Getting into tight spots
Is the world running out of oil and gas? Not immediately. By most estimates, today’s known reserves would last for at least another 40 years at current usage levels. In other words, these estimates don’t take new discoveries into account. Meanwhile, new technologies are helping us tap large amounts of oil and gas that were once considered unreachable.
Our Prudhoe Bay oil field in Alaska is a good example. It has been in operation for over 30 years. Originally we expected to extract just 40% of the oil there. But with the help of new technologies we’ve raised that estimate to 60%.
Our technology experts and research partners are constantly experimenting with new techniques, including new twists on tried and tested techniques.
We develop and use new technologies to recover oil and gas from hard-to-reach corners of our reservoirs
Reaching out for more oil and gas
Not long ago drilling only went in one direction. Down. Now we can drill at any angle, including straight out horizontal.
At our Wytch Farm oil field in the UK we used this technique to reach out more than 10 kilometres from the surface drilling site.
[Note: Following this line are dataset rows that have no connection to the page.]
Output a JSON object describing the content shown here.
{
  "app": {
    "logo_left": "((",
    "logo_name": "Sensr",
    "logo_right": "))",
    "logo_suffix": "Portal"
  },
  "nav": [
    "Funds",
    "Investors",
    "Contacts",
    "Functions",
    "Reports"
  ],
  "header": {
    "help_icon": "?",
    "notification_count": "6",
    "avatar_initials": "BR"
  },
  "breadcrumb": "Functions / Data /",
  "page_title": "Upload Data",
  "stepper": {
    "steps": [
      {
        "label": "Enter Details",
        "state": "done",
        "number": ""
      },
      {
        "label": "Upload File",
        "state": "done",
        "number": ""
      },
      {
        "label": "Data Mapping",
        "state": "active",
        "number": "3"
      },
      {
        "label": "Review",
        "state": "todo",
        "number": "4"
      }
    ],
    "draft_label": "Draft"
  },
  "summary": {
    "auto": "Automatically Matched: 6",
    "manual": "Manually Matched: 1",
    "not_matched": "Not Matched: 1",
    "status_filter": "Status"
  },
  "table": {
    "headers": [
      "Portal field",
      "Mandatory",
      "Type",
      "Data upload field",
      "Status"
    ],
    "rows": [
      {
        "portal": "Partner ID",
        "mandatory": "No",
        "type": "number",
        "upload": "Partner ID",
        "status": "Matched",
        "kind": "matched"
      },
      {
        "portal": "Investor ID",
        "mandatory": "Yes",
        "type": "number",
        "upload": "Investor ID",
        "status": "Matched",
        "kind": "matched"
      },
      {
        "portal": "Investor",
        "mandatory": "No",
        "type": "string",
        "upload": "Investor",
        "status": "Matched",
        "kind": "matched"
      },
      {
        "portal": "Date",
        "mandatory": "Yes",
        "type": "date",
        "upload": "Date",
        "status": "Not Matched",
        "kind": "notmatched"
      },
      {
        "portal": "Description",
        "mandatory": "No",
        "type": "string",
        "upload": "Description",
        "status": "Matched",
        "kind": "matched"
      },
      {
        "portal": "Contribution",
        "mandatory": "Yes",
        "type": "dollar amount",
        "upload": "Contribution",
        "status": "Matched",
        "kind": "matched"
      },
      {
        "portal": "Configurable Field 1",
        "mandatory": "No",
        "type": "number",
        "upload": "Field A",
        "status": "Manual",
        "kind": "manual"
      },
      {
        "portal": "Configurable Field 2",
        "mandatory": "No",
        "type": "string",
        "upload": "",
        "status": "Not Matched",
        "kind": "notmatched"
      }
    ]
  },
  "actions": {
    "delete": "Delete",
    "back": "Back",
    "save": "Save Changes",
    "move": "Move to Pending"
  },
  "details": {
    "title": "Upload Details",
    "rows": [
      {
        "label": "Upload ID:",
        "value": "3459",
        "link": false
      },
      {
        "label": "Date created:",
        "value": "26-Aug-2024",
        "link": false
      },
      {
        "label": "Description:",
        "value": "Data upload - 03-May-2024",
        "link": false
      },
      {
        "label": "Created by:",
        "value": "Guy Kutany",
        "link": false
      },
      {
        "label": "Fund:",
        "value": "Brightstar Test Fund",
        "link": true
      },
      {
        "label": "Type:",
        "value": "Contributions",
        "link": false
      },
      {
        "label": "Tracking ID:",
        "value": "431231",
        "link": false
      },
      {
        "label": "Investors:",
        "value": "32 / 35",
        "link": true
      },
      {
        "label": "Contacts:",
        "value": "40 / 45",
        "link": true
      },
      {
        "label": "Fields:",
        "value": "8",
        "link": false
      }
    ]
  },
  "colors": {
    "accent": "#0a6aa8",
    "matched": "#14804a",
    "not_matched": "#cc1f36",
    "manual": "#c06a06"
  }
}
And at our Wamsutter gas field in Wyoming, USA, horizontal drilling has helped us reach large amounts of natural gas that were previously trapped within rock formations too tight to let the gas flow naturally.
Here are a few other recent and developing innovations that may help us get more oil and gas from known reservoirs:
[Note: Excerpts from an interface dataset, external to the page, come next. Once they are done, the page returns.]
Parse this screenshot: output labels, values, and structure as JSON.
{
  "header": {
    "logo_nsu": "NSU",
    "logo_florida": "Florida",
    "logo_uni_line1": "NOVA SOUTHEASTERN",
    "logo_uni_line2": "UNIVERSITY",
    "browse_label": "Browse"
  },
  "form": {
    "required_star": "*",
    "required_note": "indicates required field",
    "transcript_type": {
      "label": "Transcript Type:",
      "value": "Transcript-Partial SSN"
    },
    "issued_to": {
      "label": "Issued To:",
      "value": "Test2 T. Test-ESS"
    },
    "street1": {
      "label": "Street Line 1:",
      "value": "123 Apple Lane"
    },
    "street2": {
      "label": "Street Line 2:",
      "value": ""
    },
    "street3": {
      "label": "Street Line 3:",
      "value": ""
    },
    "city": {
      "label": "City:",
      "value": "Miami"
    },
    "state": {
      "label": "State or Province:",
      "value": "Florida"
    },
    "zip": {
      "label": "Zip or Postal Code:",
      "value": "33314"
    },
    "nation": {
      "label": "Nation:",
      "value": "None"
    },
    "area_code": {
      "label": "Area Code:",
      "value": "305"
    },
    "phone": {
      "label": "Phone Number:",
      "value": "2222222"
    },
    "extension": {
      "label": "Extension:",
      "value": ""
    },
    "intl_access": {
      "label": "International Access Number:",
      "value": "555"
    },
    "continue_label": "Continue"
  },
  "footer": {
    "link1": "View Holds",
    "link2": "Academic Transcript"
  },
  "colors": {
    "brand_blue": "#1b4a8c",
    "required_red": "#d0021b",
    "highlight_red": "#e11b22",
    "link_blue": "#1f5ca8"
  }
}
Fracturing the rocks
By exerting the right level and type of pressure into rocks with tight pores, we can cause fine cracks that stimulate a freer flow of natural gas deposits that would previously have remained trapped there.
Our LoSal process
Injecting water into a reservoir to flush out some of the remaining oil trapped in rock pores is a long-established technique. Using water with a lower salt content, a process BP developed and owns, appears to boost oil recovery by as much as 40%.
Injecting CO2 into wells
Injecting natural gas is one way of flushing more oil out of a well. Tests have shown that carbon dioxide, which can be separated from oil and other hydrocarbons during hydrogen power production, may be an effective substitute. Putting this CO2 back into the reservoir means it won’t be released into the atmosphere, where it would add to the greenhouse gases believed to cause global warming.
Sending in micro-organisms
Using micro-organisms may sound like science fiction, but with DuPont and the Energy Biosciences Institute we are studying whether microbes could help stuck oil to flow. Feeding certain micro-organisms in reservoirs might help lubricate rock surfaces, while others may simply munch on the oil until it breaks down, becoming runnier.